*** Opening of DATASET RECORDS ***
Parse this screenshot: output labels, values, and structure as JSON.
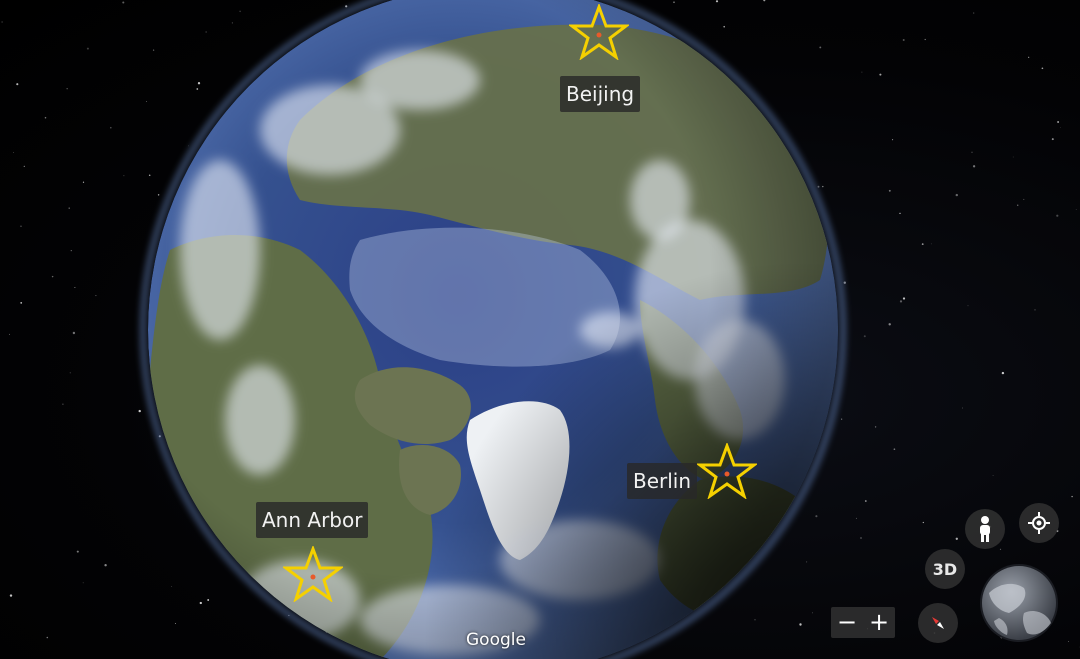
{
  "places": [
    {
      "name": "Beijing"
    },
    {
      "name": "Berlin"
    },
    {
      "name": "Ann Arbor"
    }
  ],
  "controls": {
    "view_3d_label": "3D",
    "zoom_out_label": "−",
    "zoom_in_label": "+",
    "icons": [
      "pegman-icon",
      "my-location-icon",
      "compass-icon",
      "star-icon",
      "mini-globe-icon"
    ]
  },
  "branding": {
    "logo_text": "Google"
  },
  "colors": {
    "star_outline": "#f5d000",
    "label_background": "#282828",
    "ocean": "#2f4a8a",
    "ice": "#eef1f4",
    "land": "#5c6f48"
  }
}
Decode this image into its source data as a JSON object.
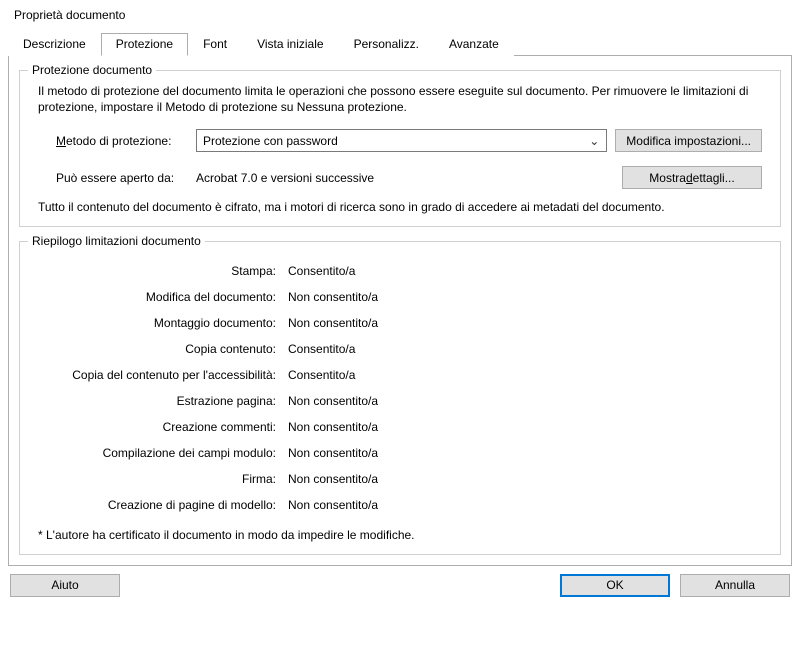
{
  "window": {
    "title": "Proprietà documento"
  },
  "tabs": {
    "items": [
      {
        "label": "Descrizione"
      },
      {
        "label": "Protezione"
      },
      {
        "label": "Font"
      },
      {
        "label": "Vista iniziale"
      },
      {
        "label": "Personalizz."
      },
      {
        "label": "Avanzate"
      }
    ],
    "active_index": 1
  },
  "protection_group": {
    "legend": "Protezione documento",
    "description": "Il metodo di protezione del documento limita le operazioni che possono essere eseguite sul documento. Per rimuovere le limitazioni di protezione, impostare il Metodo di protezione su Nessuna protezione.",
    "method_label_pre": "M",
    "method_label_rest": "etodo di protezione:",
    "method_value": "Protezione con password",
    "modify_button": "Modifica impostazioni...",
    "openable_label": "Può essere aperto da:",
    "openable_value": "Acrobat 7.0 e versioni successive",
    "details_button_pre": "Mostra ",
    "details_button_ul": "d",
    "details_button_rest": "ettagli...",
    "encrypt_note": "Tutto il contenuto del documento è cifrato, ma i motori di ricerca sono in grado di accedere ai metadati del documento."
  },
  "limits_group": {
    "legend": "Riepilogo limitazioni documento",
    "rows": [
      {
        "label": "Stampa:",
        "value": "Consentito/a"
      },
      {
        "label": "Modifica del documento:",
        "value": "Non consentito/a"
      },
      {
        "label": "Montaggio documento:",
        "value": "Non consentito/a"
      },
      {
        "label": "Copia contenuto:",
        "value": "Consentito/a"
      },
      {
        "label": "Copia del contenuto per l'accessibilità:",
        "value": "Consentito/a"
      },
      {
        "label": "Estrazione pagina:",
        "value": "Non consentito/a"
      },
      {
        "label": "Creazione commenti:",
        "value": "Non consentito/a"
      },
      {
        "label": "Compilazione dei campi modulo:",
        "value": "Non consentito/a"
      },
      {
        "label": "Firma:",
        "value": "Non consentito/a"
      },
      {
        "label": "Creazione di pagine di modello:",
        "value": "Non consentito/a"
      }
    ],
    "cert_note": "*    L'autore ha certificato il documento in modo da impedire le modifiche."
  },
  "footer": {
    "help": "Aiuto",
    "ok": "OK",
    "cancel": "Annulla"
  }
}
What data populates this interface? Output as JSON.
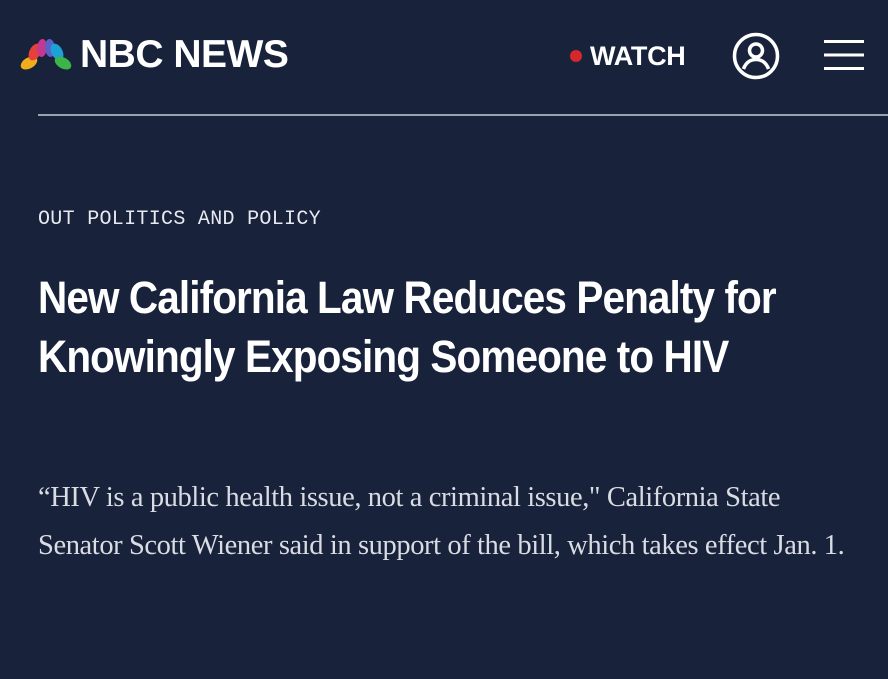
{
  "header": {
    "brand": "NBC NEWS",
    "logo_icon": "nbc-peacock-icon",
    "watch_label": "WATCH",
    "watch_indicator_color": "#d6282a",
    "account_icon": "user-account-icon",
    "menu_icon": "hamburger-menu-icon"
  },
  "article": {
    "section": "OUT POLITICS AND POLICY",
    "headline": "New California Law Reduces Penalty for Knowingly Exposing Someone to HIV",
    "dek": "“HIV is a public health issue, not a criminal issue,\" California State Senator Scott Wiener said in support of the bill, which takes effect Jan. 1."
  },
  "colors": {
    "background": "#18223b",
    "text": "#ffffff",
    "divider": "#9aa1b0"
  }
}
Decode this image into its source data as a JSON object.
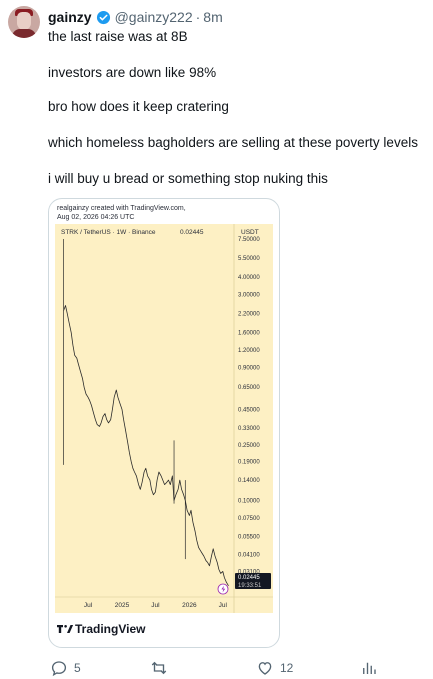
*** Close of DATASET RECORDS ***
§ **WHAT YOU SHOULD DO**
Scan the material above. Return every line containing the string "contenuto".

§ **YOUR RESPONSE**
    "encrypt_note": "Tutto il contenuto del documento è cifrato, ma i motori di ricerca sono in grado di accedere ai metadati del documento."
        "label": "Copia contenuto:",
        "label": "Copia del contenuto per l'accessibilità:",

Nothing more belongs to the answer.